## [Problem statement]
All lines in the data below carrying the string "NeuralNetwork" are to be located and copied.

-- Opening Marker --

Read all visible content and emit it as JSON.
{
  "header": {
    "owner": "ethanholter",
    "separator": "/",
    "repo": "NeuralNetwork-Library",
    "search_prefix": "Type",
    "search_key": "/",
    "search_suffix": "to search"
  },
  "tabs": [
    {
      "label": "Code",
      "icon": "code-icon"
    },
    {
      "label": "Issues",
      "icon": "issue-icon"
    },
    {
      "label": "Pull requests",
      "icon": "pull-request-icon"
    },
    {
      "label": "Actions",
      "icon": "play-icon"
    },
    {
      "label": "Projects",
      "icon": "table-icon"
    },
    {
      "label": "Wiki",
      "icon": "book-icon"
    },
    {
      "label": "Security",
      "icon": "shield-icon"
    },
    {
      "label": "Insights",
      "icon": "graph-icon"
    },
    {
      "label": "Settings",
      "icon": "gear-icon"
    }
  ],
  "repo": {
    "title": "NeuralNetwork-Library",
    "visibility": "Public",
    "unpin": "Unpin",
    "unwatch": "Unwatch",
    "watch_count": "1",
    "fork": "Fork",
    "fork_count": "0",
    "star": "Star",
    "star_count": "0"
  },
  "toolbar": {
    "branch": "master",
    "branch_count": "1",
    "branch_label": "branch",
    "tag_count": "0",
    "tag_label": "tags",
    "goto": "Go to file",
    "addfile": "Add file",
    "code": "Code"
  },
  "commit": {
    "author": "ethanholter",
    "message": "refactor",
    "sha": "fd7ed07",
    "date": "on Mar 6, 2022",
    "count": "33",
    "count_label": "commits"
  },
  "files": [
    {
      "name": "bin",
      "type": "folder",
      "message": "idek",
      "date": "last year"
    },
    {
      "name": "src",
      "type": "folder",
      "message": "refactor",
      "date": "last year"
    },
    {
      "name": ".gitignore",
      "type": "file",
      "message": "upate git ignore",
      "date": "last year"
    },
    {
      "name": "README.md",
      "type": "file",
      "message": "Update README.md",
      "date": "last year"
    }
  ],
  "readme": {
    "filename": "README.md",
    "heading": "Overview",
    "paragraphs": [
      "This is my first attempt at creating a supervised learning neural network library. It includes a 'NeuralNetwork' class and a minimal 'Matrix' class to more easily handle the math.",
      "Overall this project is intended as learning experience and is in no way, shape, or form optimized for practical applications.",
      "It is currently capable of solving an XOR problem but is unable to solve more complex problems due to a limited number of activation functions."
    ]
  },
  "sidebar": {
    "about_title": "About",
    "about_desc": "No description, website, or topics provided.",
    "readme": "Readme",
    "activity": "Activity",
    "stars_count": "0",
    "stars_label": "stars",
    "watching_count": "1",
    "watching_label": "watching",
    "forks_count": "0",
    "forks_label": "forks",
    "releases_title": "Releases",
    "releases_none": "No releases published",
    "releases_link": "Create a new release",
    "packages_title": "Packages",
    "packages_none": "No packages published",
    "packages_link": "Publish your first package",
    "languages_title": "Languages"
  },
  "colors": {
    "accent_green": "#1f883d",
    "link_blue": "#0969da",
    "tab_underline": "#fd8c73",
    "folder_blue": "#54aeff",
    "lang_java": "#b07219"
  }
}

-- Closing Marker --

## [Exercise result]
    "repo": "NeuralNetwork-Library",
    "title": "NeuralNetwork-Library",
      "This is my first attempt at creating a supervised learning neural network library. It includes a 'NeuralNetwork' class and a minimal 'Matrix' class to more easily handle the math.",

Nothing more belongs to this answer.